In the center of the Pacific Ocean, there is apparently an area that is approximately the size of Texas, literally (litter-ly?) covered with plastic trash. Due to the specific currents and wind patterns, this area is sort of like an oceanic desert with very little marine life or biodiversity – it is just a large featureless geographic area of little interest to humans. The winds are very minimal in this area, so the entire area just sort of swirls around extremely slowly, without much happening for excitement. The water is deep, and no plants are able to grow on the bottom of the sea since sunlight doesn’t penetrate that far. The bottom of the ocean is nutrient-rich from millions of years of organics sinking through the water, but the fish and aquatic life generally can’t get down to this nutrient layer, and there are no winds or strong currents to stir it up and get it near enough the surface to be used as a source of food for marine life. The only real food supply in the area is the development of plankton (based on photosynthesis) but there isn’t much in the way of traditional fish, just lots of jellyfish and similar species, which have no commercial interest to humans.
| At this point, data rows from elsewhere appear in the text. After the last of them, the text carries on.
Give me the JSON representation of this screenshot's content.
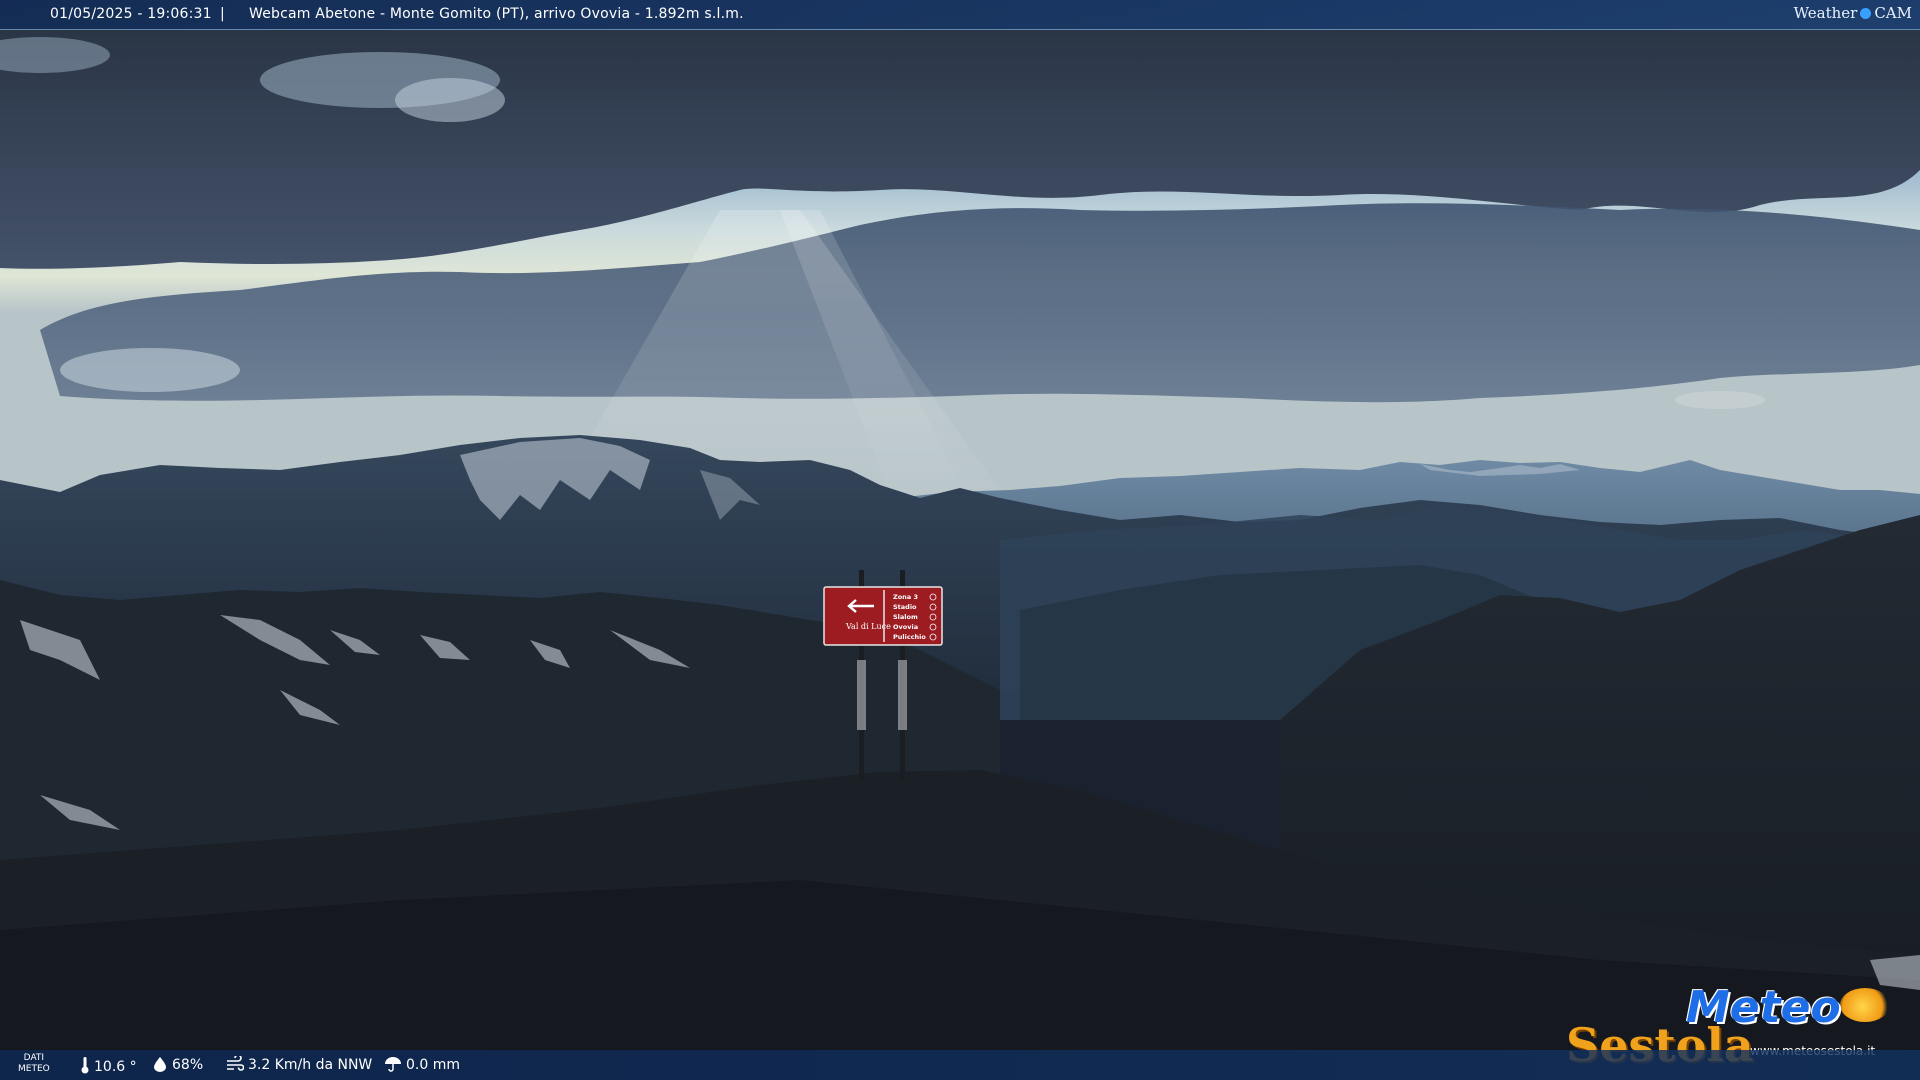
{
  "header": {
    "datetime": "01/05/2025 - 19:06:31",
    "separator": "|",
    "title": "Webcam Abetone - Monte Gomito (PT), arrivo Ovovia - 1.892m s.l.m.",
    "brand_left": "Weather",
    "brand_right": "CAM"
  },
  "sign": {
    "left_label": "Val di Luce",
    "right_lines": [
      "Zona 3",
      "Stadio",
      "Slalom",
      "Ovovia",
      "Pulicchio"
    ],
    "color": "#9c1c22"
  },
  "footer": {
    "dati_line1": "DATI",
    "dati_line2": "METEO",
    "temperature": "10.6 °",
    "humidity": "68%",
    "wind": "3.2 Km/h da NNW",
    "rain": "0.0 mm"
  },
  "logo": {
    "word1": "Meteo",
    "word2": "Sestola",
    "url": "www.meteosestola.it"
  },
  "icons": {
    "temperature": "thermometer-icon",
    "humidity": "water-drop-icon",
    "wind": "wind-icon",
    "rain": "umbrella-icon"
  },
  "colors": {
    "bar": "#123262",
    "sign": "#9c1c22",
    "logo_blue": "#1e6ee8",
    "logo_orange": "#f0a21c"
  }
}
Anyway, plastics don’t really biodegrade. Most other trash does, but the only thing that plastics do is break down (after a number of years) into smaller pieces of plastic. Eventually, these plastics will break down into individual molecules of plastic, so they are out of sight, but not out of mind. Many scientists figure that these individual molecules of plastic may remain intact for centuries before they are finally naturally torn apart (in a chemical sense). Unfortunately, these molecules of plastic enter the food chain in smaller organisms, and eventually many of them make their way up into the bodies of larger marine or avian organisms (or even into peoples’ bodies), where they become toxic in significant quantities.

Studies of the large oceanic accumulation of plastic, the area known as the North Pacific Subtropical Gyre, have shown that the volume of plastics floating around is about six times the volume of naturally occuring zooplankton. For every square kilometer of surface area, there are many kilograms of discarded plastic items of every type imaginable. Now this isn’t something that is completely covering the surface of the water, but there is enough material there to make the ocean’s surface look like a McDonald's parking lot at 1:30am on a Saturday night.

Hundreds of thousands of marine birds and mammals are dying from the plastics in our oceans every year. No national governments seem to care about the trash accumulating in the North Pacific Subtropical Gyre, because it is not in any nation’s territorial waters. Since it isn’t a rich aquatic zone, no nations rely on it for commercial fisheries. I wish there was a way that some nation could provide funding for some ships to go out into that area with large surface trawl nets of some sort to collect the plastics (without somehow snaring the marine life) and then incinerate the trash. In the coming decades and centuries, even though this area is not a major source of food for people, it would still be nice to clean it up. I’m not a big fan of leaving garbage everywhere, as you can probably guess.

Here’s a photo of a dead seabird, which has decayed somewhat so you can see the stomach contents:

Basically, untold numbers of animals are dying of starvation, while their stomachs are actually quite full. It’s a shame that they are full of the trash that humans are producing, but it’s just one more example of how we’re destroying our planet.

And for all the people who complain about how global warming is causing the ice caps to melt, which is raising the levels of the Earth's ocean by a couple millimeters per year, maybe it isn't global warming? Maybe the levels are rising because we're filling our oceans up with garbage.